* AVAILABLE RECORDS:

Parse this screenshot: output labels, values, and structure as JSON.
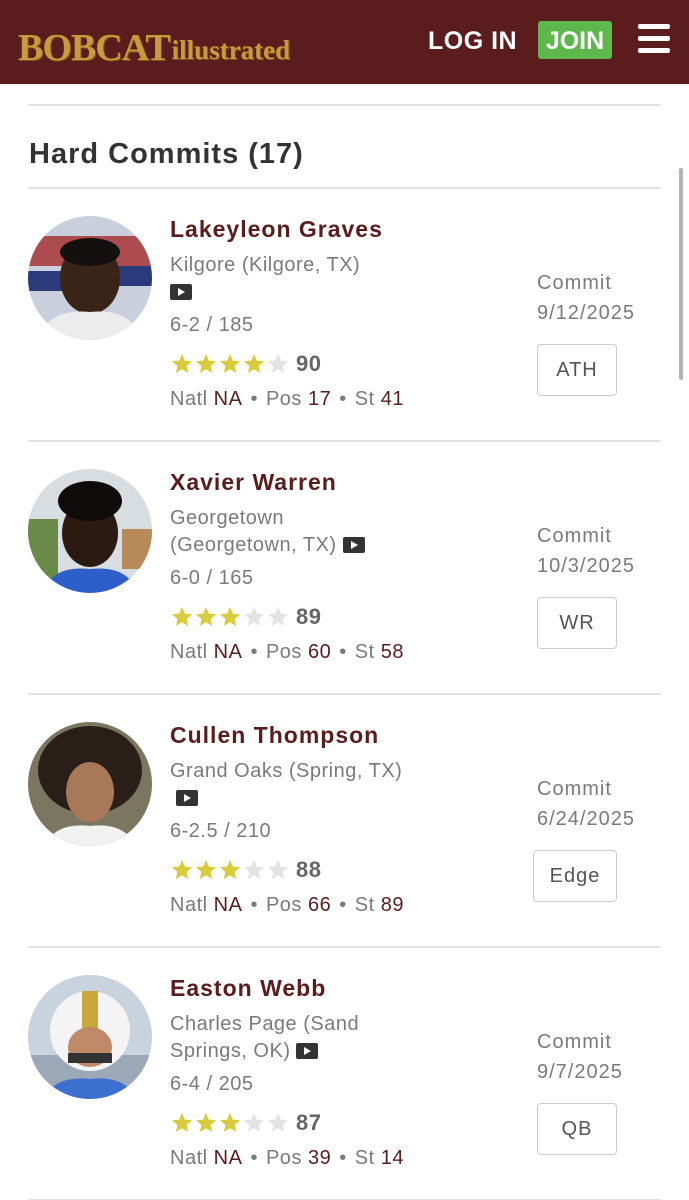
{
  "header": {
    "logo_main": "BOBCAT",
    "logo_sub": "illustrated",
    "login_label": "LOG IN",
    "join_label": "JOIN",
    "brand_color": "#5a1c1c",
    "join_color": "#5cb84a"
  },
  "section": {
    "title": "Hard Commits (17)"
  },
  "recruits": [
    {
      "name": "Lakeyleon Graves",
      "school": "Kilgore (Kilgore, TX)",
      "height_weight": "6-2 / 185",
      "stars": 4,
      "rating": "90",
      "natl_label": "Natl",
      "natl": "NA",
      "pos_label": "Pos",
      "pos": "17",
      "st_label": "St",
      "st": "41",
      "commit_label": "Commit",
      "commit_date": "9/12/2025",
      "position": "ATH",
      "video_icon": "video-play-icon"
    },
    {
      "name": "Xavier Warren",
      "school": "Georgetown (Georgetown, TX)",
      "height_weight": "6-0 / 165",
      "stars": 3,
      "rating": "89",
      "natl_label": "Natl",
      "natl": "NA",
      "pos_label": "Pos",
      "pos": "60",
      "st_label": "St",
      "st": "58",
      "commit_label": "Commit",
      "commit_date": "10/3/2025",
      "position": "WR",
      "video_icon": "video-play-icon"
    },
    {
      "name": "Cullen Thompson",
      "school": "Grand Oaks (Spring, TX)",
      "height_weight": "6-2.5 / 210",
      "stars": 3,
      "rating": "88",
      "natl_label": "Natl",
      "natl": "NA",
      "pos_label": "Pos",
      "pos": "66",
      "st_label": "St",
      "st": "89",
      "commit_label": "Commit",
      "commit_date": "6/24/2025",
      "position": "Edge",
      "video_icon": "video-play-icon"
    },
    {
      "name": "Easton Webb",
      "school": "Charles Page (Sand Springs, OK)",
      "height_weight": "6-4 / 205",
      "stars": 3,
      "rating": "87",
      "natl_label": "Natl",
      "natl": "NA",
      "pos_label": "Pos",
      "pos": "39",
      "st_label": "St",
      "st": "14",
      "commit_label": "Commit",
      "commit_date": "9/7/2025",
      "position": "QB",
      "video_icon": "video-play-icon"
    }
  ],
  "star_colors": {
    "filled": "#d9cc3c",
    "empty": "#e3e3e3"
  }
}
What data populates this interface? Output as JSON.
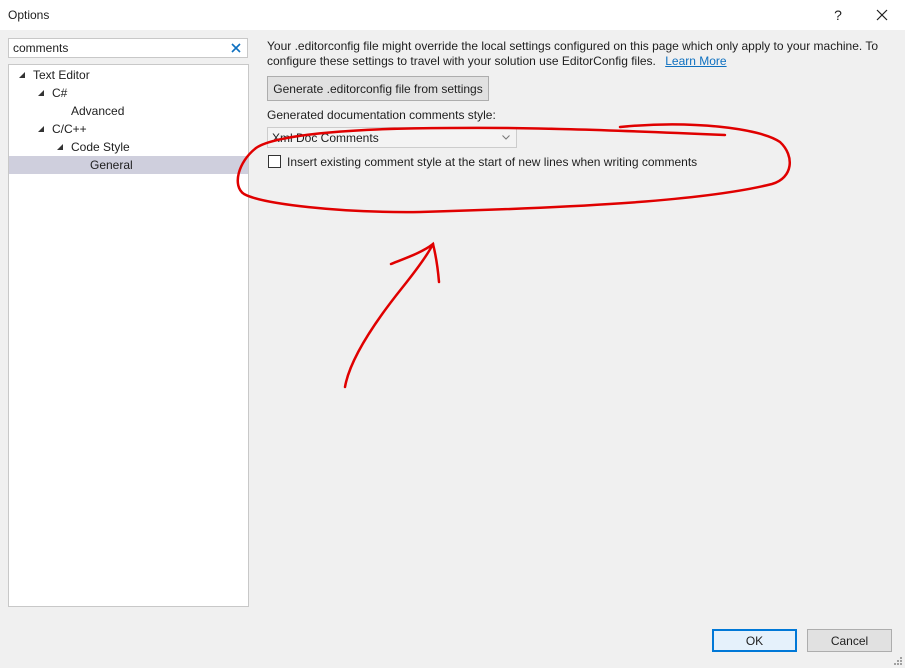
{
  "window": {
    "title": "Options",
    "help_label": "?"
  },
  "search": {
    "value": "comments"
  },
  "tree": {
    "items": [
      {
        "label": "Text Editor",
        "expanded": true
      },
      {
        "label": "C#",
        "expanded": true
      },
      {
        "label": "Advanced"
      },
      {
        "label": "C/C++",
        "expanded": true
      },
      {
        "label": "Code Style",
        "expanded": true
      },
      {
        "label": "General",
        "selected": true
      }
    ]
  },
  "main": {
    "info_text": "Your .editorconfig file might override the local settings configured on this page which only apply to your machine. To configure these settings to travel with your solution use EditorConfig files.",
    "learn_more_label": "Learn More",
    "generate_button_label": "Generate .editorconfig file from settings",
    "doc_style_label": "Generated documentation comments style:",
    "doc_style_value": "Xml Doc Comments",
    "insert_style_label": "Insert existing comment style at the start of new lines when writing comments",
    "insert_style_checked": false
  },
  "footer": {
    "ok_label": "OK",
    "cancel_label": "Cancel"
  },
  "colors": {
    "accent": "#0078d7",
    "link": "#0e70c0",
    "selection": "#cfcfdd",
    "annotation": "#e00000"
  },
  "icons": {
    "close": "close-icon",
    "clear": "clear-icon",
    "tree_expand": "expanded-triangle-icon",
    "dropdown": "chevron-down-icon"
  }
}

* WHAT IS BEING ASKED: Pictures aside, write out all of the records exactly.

* THE ANSWER:
Parse this screenshot: output labels, values, and structure as JSON.
{
  "header": {
    "logo_main": "BOBCAT",
    "logo_sub": "illustrated",
    "login_label": "LOG IN",
    "join_label": "JOIN",
    "brand_color": "#5a1c1c",
    "join_color": "#5cb84a"
  },
  "section": {
    "title": "Hard Commits (17)"
  },
  "recruits": [
    {
      "name": "Lakeyleon Graves",
      "school": "Kilgore (Kilgore, TX)",
      "height_weight": "6-2 / 185",
      "stars": 4,
      "rating": "90",
      "natl_label": "Natl",
      "natl": "NA",
      "pos_label": "Pos",
      "pos": "17",
      "st_label": "St",
      "st": "41",
      "commit_label": "Commit",
      "commit_date": "9/12/2025",
      "position": "ATH",
      "video_icon": "video-play-icon"
    },
    {
      "name": "Xavier Warren",
      "school": "Georgetown (Georgetown, TX)",
      "height_weight": "6-0 / 165",
      "stars": 3,
      "rating": "89",
      "natl_label": "Natl",
      "natl": "NA",
      "pos_label": "Pos",
      "pos": "60",
      "st_label": "St",
      "st": "58",
      "commit_label": "Commit",
      "commit_date": "10/3/2025",
      "position": "WR",
      "video_icon": "video-play-icon"
    },
    {
      "name": "Cullen Thompson",
      "school": "Grand Oaks (Spring, TX)",
      "height_weight": "6-2.5 / 210",
      "stars": 3,
      "rating": "88",
      "natl_label": "Natl",
      "natl": "NA",
      "pos_label": "Pos",
      "pos": "66",
      "st_label": "St",
      "st": "89",
      "commit_label": "Commit",
      "commit_date": "6/24/2025",
      "position": "Edge",
      "video_icon": "video-play-icon"
    },
    {
      "name": "Easton Webb",
      "school": "Charles Page (Sand Springs, OK)",
      "height_weight": "6-4 / 205",
      "stars": 3,
      "rating": "87",
      "natl_label": "Natl",
      "natl": "NA",
      "pos_label": "Pos",
      "pos": "39",
      "st_label": "St",
      "st": "14",
      "commit_label": "Commit",
      "commit_date": "9/7/2025",
      "position": "QB",
      "video_icon": "video-play-icon"
    }
  ],
  "star_colors": {
    "filled": "#d9cc3c",
    "empty": "#e3e3e3"
  }
}
What data populates this interface? Output as JSON.
{
  "window": {
    "title": "Options",
    "help_label": "?"
  },
  "search": {
    "value": "comments"
  },
  "tree": {
    "items": [
      {
        "label": "Text Editor",
        "expanded": true
      },
      {
        "label": "C#",
        "expanded": true
      },
      {
        "label": "Advanced"
      },
      {
        "label": "C/C++",
        "expanded": true
      },
      {
        "label": "Code Style",
        "expanded": true
      },
      {
        "label": "General",
        "selected": true
      }
    ]
  },
  "main": {
    "info_text": "Your .editorconfig file might override the local settings configured on this page which only apply to your machine. To configure these settings to travel with your solution use EditorConfig files.",
    "learn_more_label": "Learn More",
    "generate_button_label": "Generate .editorconfig file from settings",
    "doc_style_label": "Generated documentation comments style:",
    "doc_style_value": "Xml Doc Comments",
    "insert_style_label": "Insert existing comment style at the start of new lines when writing comments",
    "insert_style_checked": false
  },
  "footer": {
    "ok_label": "OK",
    "cancel_label": "Cancel"
  },
  "colors": {
    "accent": "#0078d7",
    "link": "#0e70c0",
    "selection": "#cfcfdd",
    "annotation": "#e00000"
  },
  "icons": {
    "close": "close-icon",
    "clear": "clear-icon",
    "tree_expand": "expanded-triangle-icon",
    "dropdown": "chevron-down-icon"
  }
}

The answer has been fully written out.